_EXERCISE PROMPT_
Look for the word "Untitled" in the material below, then report each line where it occurs.

•••

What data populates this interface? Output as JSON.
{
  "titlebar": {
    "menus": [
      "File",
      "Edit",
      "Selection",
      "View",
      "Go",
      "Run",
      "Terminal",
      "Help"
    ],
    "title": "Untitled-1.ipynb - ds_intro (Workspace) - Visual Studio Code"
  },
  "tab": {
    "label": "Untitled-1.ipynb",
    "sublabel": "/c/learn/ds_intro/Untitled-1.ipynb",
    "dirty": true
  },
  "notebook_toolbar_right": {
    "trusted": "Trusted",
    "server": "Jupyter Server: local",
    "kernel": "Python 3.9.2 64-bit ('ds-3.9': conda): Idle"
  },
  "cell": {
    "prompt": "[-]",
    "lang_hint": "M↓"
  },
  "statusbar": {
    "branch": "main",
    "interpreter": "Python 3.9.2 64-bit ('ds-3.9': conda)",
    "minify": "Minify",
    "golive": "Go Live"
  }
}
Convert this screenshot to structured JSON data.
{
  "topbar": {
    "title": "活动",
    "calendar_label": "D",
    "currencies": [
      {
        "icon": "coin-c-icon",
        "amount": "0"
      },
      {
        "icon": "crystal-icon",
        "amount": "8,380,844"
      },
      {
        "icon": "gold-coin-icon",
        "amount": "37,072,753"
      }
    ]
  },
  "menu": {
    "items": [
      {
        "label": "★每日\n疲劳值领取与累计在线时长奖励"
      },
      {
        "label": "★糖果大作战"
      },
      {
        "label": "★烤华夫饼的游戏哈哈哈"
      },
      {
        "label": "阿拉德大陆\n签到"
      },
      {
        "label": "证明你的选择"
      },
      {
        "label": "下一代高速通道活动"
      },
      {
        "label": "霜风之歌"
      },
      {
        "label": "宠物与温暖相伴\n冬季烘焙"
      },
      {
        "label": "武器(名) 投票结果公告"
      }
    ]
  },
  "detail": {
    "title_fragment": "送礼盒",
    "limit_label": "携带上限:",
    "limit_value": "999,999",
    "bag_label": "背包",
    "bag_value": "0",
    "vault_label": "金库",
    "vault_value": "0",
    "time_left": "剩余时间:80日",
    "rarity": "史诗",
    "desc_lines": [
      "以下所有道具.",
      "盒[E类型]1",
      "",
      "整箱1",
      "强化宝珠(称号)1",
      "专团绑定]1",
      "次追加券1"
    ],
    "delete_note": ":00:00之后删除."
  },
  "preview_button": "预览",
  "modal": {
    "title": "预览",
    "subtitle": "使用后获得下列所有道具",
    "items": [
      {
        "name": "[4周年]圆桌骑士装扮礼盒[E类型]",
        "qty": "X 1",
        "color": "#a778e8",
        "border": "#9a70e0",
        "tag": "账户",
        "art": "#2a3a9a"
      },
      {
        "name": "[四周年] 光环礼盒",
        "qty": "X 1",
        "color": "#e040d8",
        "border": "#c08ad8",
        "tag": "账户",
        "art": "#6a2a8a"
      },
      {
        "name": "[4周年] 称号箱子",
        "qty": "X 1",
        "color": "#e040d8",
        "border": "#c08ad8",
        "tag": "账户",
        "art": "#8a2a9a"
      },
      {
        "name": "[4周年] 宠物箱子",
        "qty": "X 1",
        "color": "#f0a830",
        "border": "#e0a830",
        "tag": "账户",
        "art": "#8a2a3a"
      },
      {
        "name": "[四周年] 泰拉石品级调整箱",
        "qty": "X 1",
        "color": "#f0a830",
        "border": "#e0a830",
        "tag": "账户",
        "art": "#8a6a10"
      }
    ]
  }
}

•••

_YOUR RESPONSE_
    "title": "Untitled-1.ipynb - ds_intro (Workspace) - Visual Studio Code"
    "label": "Untitled-1.ipynb",
    "sublabel": "/c/learn/ds_intro/Untitled-1.ipynb",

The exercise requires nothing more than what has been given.